When the EU and the International Monetary Fund (and Germany) spent €110 billion to dig Greece out of its deep fiscal hole six months ago it looked for a while as though Brussels’ shock-and-awe tactic had done the job. The EU would stand behind ailing members of the euro zone to the full extent of its collectively deep pocket so there was no need for investors to worry that any other country would be in danger of defaulting on its government bonds. For a while it did work. As recently as a month ago there was no real threat of the contagion that investors had previously worried about. The major concern at the end of October was that government spending cuts in Britain would plunge the economy back into a combination of recession and renewed quantitative easing by the Bank of England “(printing money”, as the programme’s detractors referred to it). Since then there has been a reversal of those worries.
In November it quickly became apparent that the confidence created by the Greek bailout was no more than skin-deep. Investors started to worry about Ireland in the same way they had worried about Greece: If they bought Irish government bonds, would they get their money back? They started to demand a higher rate of interest on loans to the Irish government, in the same way that banks offer more favourable lending rates to international conglomerates than they do to pie and mash shops in Wigan. Ireland was embarrassed, but not particularly worried by what it saw as a temporary glitch. After all, it did not need to go to the market for any new money until June next year.
But it soon became clear this was not a temporary problem. It was fundamental. Investors would probably not be lining up to buy the Irish government’s next bond issue. Somebody had to do something and the only somebody with sufficiently deep pockets and generous intentions was the European Financial Stability Fund. Ireland’s government initially denied it needed assistance, just as the Greek government had made a similar denial in April and May. Eventually though, Dublin did its duty, accepting the bailout money to avoid the risk of a contagious loss of confidence spreading to other countries on the periphery of the euro zone. Just as Athens had made the same decision, for the same reason, six months earlier.

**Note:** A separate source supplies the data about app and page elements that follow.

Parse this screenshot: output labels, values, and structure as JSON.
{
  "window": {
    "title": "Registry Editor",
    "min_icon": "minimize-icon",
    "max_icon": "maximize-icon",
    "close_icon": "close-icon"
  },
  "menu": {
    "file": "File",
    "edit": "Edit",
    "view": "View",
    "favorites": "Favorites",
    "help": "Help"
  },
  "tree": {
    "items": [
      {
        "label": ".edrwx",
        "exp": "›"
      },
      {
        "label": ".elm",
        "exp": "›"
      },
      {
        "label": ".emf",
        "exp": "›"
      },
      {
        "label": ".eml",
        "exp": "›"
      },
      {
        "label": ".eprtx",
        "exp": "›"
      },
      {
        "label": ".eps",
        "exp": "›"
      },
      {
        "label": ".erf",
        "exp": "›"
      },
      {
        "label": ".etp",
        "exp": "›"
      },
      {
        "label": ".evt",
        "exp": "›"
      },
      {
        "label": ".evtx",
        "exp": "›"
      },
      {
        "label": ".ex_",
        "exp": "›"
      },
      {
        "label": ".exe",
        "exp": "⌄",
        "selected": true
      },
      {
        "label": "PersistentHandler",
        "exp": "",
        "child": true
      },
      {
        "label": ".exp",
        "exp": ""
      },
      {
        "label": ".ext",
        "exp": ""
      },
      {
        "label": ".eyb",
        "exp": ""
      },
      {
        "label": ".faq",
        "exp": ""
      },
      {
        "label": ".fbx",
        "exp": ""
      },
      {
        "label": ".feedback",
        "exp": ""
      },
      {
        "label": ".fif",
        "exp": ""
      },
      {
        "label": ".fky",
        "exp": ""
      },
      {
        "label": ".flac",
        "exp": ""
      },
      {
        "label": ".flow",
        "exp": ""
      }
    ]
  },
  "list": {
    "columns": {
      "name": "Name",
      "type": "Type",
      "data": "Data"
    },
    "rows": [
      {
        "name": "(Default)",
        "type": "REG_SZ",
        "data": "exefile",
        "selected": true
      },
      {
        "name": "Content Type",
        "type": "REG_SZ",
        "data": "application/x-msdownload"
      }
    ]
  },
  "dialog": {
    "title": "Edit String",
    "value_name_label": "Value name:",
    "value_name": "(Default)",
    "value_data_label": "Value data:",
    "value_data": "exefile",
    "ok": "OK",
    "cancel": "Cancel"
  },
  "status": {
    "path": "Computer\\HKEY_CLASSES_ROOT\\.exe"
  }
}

So will it work? At the moment it does not look good. Investors’ concern has already moved on to Portugal, and Spain looms large on the radar. Belgium and Italy are up for grabs as another two fiscally failing states. The vultures are circling. The president of Germany’s Bundesbank says “We’ll do everything to safeguard the existence of the euro”. It was a reassuring statement from the chap tipped to head the European Central Bank next year. But is it just the teensiest bit worrying that he felt the need to say it?
As the cracks spread through the weaker members or Euroland, Britain’s economy continues to confound its detractors. Gross domestic product grew by 0.8% in the third quarter of the year. The number of jobseekers went down in October, not up as most analysts had predicted. Inflation sits at 3.2% and will be above its 2% target for at least another year according to the Bank of England. If those indicators are anything to go by, a second round of quantitative easing is off the agenda.
Sterling’s recent progress has come partly as a result of Britain’s relative economic success and partly because of spreading fiscal cracks in the periphery of the euro zone. Both situations could change. Higher unemployment and slower growth in Britain are a real possibility. The EU could nip its confidence problem in the bud, bringing buyers rushing back to Portuguese and Spanish government bonds. In the meantime, however, the currency gods favour the pound over the euro, even if they are not giving it the full force of their assistance.